━━━━━ Entries supplied
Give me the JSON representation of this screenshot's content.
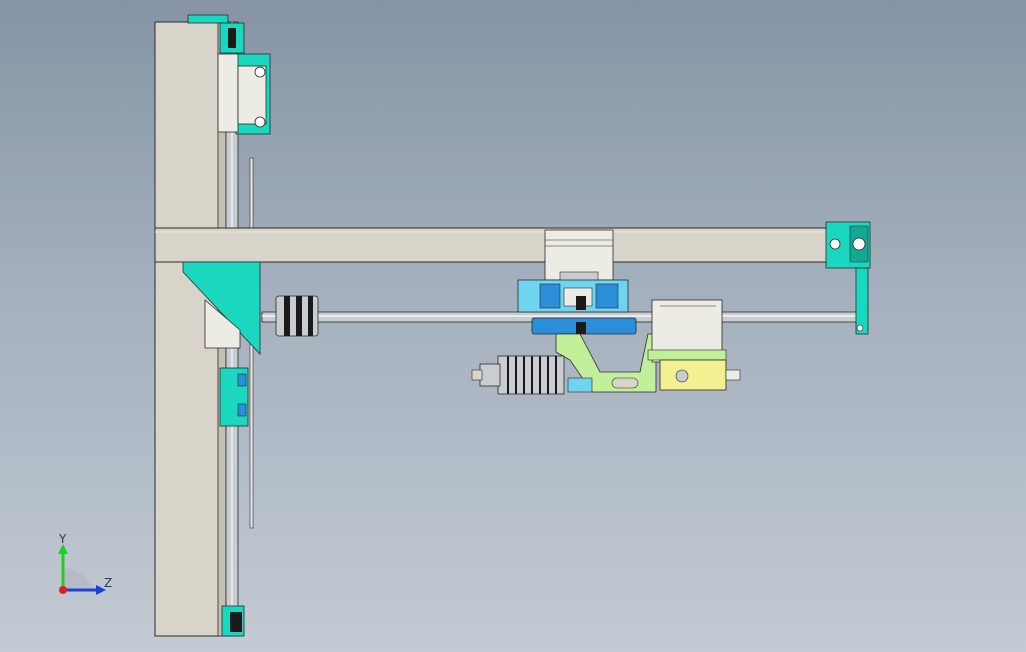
{
  "viewport": {
    "background_top": "#8694a5",
    "background_bottom": "#c3cbd4"
  },
  "colors": {
    "frame": "#d8d4c9",
    "frame_shade": "#c4c0b4",
    "edge": "#2a2a2a",
    "teal_part": "#1ad8c0",
    "teal_dark": "#12a894",
    "cyan_block": "#6fd4f0",
    "blue_block": "#2a8fd8",
    "lime_bracket": "#c2ef9a",
    "yellow_plate": "#f2f090",
    "motor_body": "#ecebe4",
    "rod": "#c9cdd2",
    "black": "#1a1a1a"
  },
  "triad": {
    "y_label": "Y",
    "z_label": "Z",
    "y_color": "#1fd01f",
    "z_color": "#1f3fe0",
    "x_color": "#e02020",
    "icon": "axis-triad-icon"
  }
}
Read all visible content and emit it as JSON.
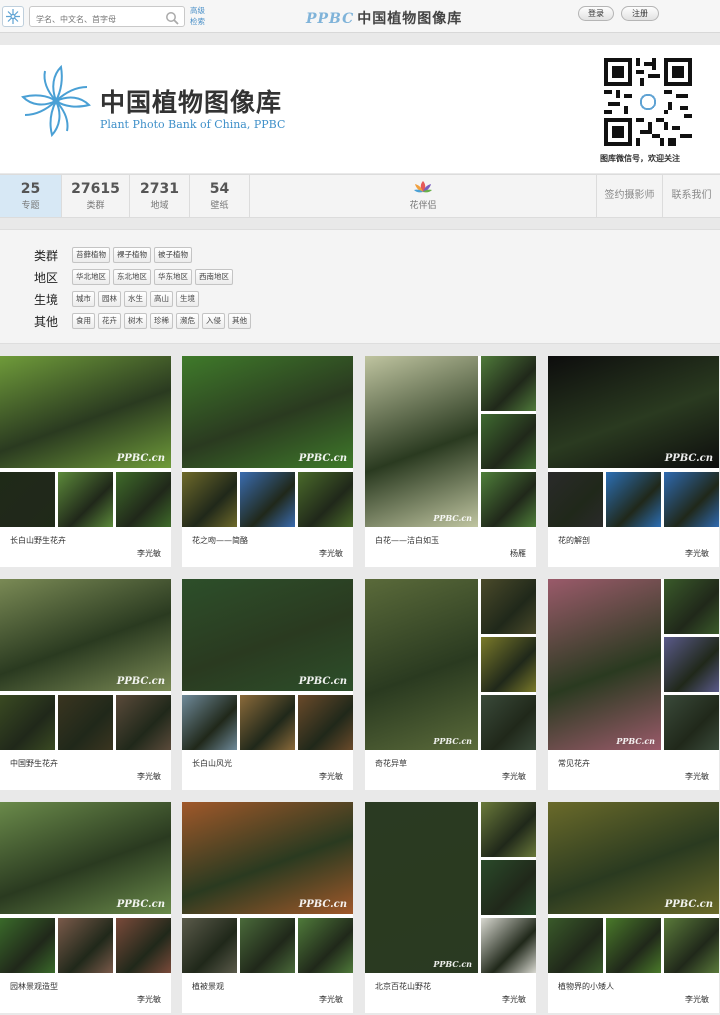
{
  "topbar": {
    "search_placeholder": "学名、中文名、首字母",
    "advanced_search": "高级检索",
    "brand": "PPBC",
    "site_name": "中国植物图像库",
    "login": "登录",
    "register": "注册"
  },
  "header": {
    "title_cn": "中国植物图像库",
    "title_en": "Plant Photo Bank of China, PPBC",
    "qr_caption": "图库微信号，欢迎关注"
  },
  "stats": [
    {
      "num": "25",
      "label": "专题"
    },
    {
      "num": "27615",
      "label": "类群"
    },
    {
      "num": "2731",
      "label": "地域"
    },
    {
      "num": "54",
      "label": "壁纸"
    }
  ],
  "flower_partner": "花伴侣",
  "links": {
    "photographer": "签约摄影师",
    "contact": "联系我们"
  },
  "filters": [
    {
      "name": "类群",
      "tags": [
        "苔藓植物",
        "裸子植物",
        "被子植物"
      ]
    },
    {
      "name": "地区",
      "tags": [
        "华北地区",
        "东北地区",
        "华东地区",
        "西南地区"
      ]
    },
    {
      "name": "生境",
      "tags": [
        "城市",
        "园林",
        "水生",
        "高山",
        "生境"
      ]
    },
    {
      "name": "其他",
      "tags": [
        "食用",
        "花卉",
        "树木",
        "珍稀",
        "濒危",
        "入侵",
        "其他"
      ]
    }
  ],
  "watermark": "PPBC.cn",
  "cards": [
    {
      "title": "长白山野生花卉",
      "author": "李光敏",
      "layout": "h",
      "colors": [
        "#6f9b3a",
        "#1f2a18",
        "#5c8a3a",
        "#3f6b2a"
      ]
    },
    {
      "title": "花之吻——简酪",
      "author": "李光敏",
      "layout": "h",
      "colors": [
        "#3f7a2a",
        "#6e6a2a",
        "#3a6cb0",
        "#4a6a2a"
      ]
    },
    {
      "title": "白花——洁白如玉",
      "author": "杨雁",
      "layout": "v",
      "colors": [
        "#bfc4a0",
        "#4f7a3a",
        "#3f6a30",
        "#4f7f3a"
      ]
    },
    {
      "title": "花的解剖",
      "author": "李光敏",
      "layout": "h",
      "colors": [
        "#0d0d0d",
        "#2a2a2a",
        "#2c6fb5",
        "#2f6ab0"
      ]
    },
    {
      "title": "中国野生花卉",
      "author": "李光敏",
      "layout": "h",
      "colors": [
        "#7a8a55",
        "#3a4a22",
        "#3a3520",
        "#5a4a3a"
      ]
    },
    {
      "title": "长白山风光",
      "author": "李光敏",
      "layout": "h",
      "colors": [
        "#2d4f2a",
        "#6f8a9a",
        "#8a6a3a",
        "#6a4a2a"
      ]
    },
    {
      "title": "奇花异草",
      "author": "李光敏",
      "layout": "v",
      "colors": [
        "#5a6a3a",
        "#4a4a2a",
        "#7a7a2a",
        "#3a4a3a"
      ]
    },
    {
      "title": "常见花卉",
      "author": "李光敏",
      "layout": "v",
      "colors": [
        "#9a5a6a",
        "#3a5a2a",
        "#5a5a8a",
        "#3a4a3a"
      ]
    },
    {
      "title": "园林景观造型",
      "author": "李光敏",
      "layout": "h",
      "colors": [
        "#6a8a4a",
        "#3a6a2a",
        "#7a5a4a",
        "#7a4a3a"
      ]
    },
    {
      "title": "植被景观",
      "author": "李光敏",
      "layout": "h",
      "colors": [
        "#a0582a",
        "#5a5a4a",
        "#4a6a3a",
        "#4f7a3a"
      ]
    },
    {
      "title": "北京百花山野花",
      "author": "李光敏",
      "layout": "v",
      "colors": [
        "#2a3a22",
        "#6a7a3a",
        "#2a4a2a",
        "#d8d8d0"
      ]
    },
    {
      "title": "植物界的小矮人",
      "author": "李光敏",
      "layout": "h",
      "colors": [
        "#6a6a2a",
        "#3a5a2a",
        "#4a7a2a",
        "#5a7a3a"
      ]
    }
  ]
}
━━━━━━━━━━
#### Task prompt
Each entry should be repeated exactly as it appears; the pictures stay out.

#### Exercise result
Give me the JSON representation of this screenshot's content.
{
  "viewport": {
    "background_top": "#8694a5",
    "background_bottom": "#c3cbd4"
  },
  "colors": {
    "frame": "#d8d4c9",
    "frame_shade": "#c4c0b4",
    "edge": "#2a2a2a",
    "teal_part": "#1ad8c0",
    "teal_dark": "#12a894",
    "cyan_block": "#6fd4f0",
    "blue_block": "#2a8fd8",
    "lime_bracket": "#c2ef9a",
    "yellow_plate": "#f2f090",
    "motor_body": "#ecebe4",
    "rod": "#c9cdd2",
    "black": "#1a1a1a"
  },
  "triad": {
    "y_label": "Y",
    "z_label": "Z",
    "y_color": "#1fd01f",
    "z_color": "#1f3fe0",
    "x_color": "#e02020",
    "icon": "axis-triad-icon"
  }
}
Read all visible content and emit it as JSON.
{
  "topbar": {
    "search_placeholder": "学名、中文名、首字母",
    "advanced_search": "高级检索",
    "brand": "PPBC",
    "site_name": "中国植物图像库",
    "login": "登录",
    "register": "注册"
  },
  "header": {
    "title_cn": "中国植物图像库",
    "title_en": "Plant Photo Bank of China, PPBC",
    "qr_caption": "图库微信号，欢迎关注"
  },
  "stats": [
    {
      "num": "25",
      "label": "专题"
    },
    {
      "num": "27615",
      "label": "类群"
    },
    {
      "num": "2731",
      "label": "地域"
    },
    {
      "num": "54",
      "label": "壁纸"
    }
  ],
  "flower_partner": "花伴侣",
  "links": {
    "photographer": "签约摄影师",
    "contact": "联系我们"
  },
  "filters": [
    {
      "name": "类群",
      "tags": [
        "苔藓植物",
        "裸子植物",
        "被子植物"
      ]
    },
    {
      "name": "地区",
      "tags": [
        "华北地区",
        "东北地区",
        "华东地区",
        "西南地区"
      ]
    },
    {
      "name": "生境",
      "tags": [
        "城市",
        "园林",
        "水生",
        "高山",
        "生境"
      ]
    },
    {
      "name": "其他",
      "tags": [
        "食用",
        "花卉",
        "树木",
        "珍稀",
        "濒危",
        "入侵",
        "其他"
      ]
    }
  ],
  "watermark": "PPBC.cn",
  "cards": [
    {
      "title": "长白山野生花卉",
      "author": "李光敏",
      "layout": "h",
      "colors": [
        "#6f9b3a",
        "#1f2a18",
        "#5c8a3a",
        "#3f6b2a"
      ]
    },
    {
      "title": "花之吻——简酪",
      "author": "李光敏",
      "layout": "h",
      "colors": [
        "#3f7a2a",
        "#6e6a2a",
        "#3a6cb0",
        "#4a6a2a"
      ]
    },
    {
      "title": "白花——洁白如玉",
      "author": "杨雁",
      "layout": "v",
      "colors": [
        "#bfc4a0",
        "#4f7a3a",
        "#3f6a30",
        "#4f7f3a"
      ]
    },
    {
      "title": "花的解剖",
      "author": "李光敏",
      "layout": "h",
      "colors": [
        "#0d0d0d",
        "#2a2a2a",
        "#2c6fb5",
        "#2f6ab0"
      ]
    },
    {
      "title": "中国野生花卉",
      "author": "李光敏",
      "layout": "h",
      "colors": [
        "#7a8a55",
        "#3a4a22",
        "#3a3520",
        "#5a4a3a"
      ]
    },
    {
      "title": "长白山风光",
      "author": "李光敏",
      "layout": "h",
      "colors": [
        "#2d4f2a",
        "#6f8a9a",
        "#8a6a3a",
        "#6a4a2a"
      ]
    },
    {
      "title": "奇花异草",
      "author": "李光敏",
      "layout": "v",
      "colors": [
        "#5a6a3a",
        "#4a4a2a",
        "#7a7a2a",
        "#3a4a3a"
      ]
    },
    {
      "title": "常见花卉",
      "author": "李光敏",
      "layout": "v",
      "colors": [
        "#9a5a6a",
        "#3a5a2a",
        "#5a5a8a",
        "#3a4a3a"
      ]
    },
    {
      "title": "园林景观造型",
      "author": "李光敏",
      "layout": "h",
      "colors": [
        "#6a8a4a",
        "#3a6a2a",
        "#7a5a4a",
        "#7a4a3a"
      ]
    },
    {
      "title": "植被景观",
      "author": "李光敏",
      "layout": "h",
      "colors": [
        "#a0582a",
        "#5a5a4a",
        "#4a6a3a",
        "#4f7a3a"
      ]
    },
    {
      "title": "北京百花山野花",
      "author": "李光敏",
      "layout": "v",
      "colors": [
        "#2a3a22",
        "#6a7a3a",
        "#2a4a2a",
        "#d8d8d0"
      ]
    },
    {
      "title": "植物界的小矮人",
      "author": "李光敏",
      "layout": "h",
      "colors": [
        "#6a6a2a",
        "#3a5a2a",
        "#4a7a2a",
        "#5a7a3a"
      ]
    }
  ]
}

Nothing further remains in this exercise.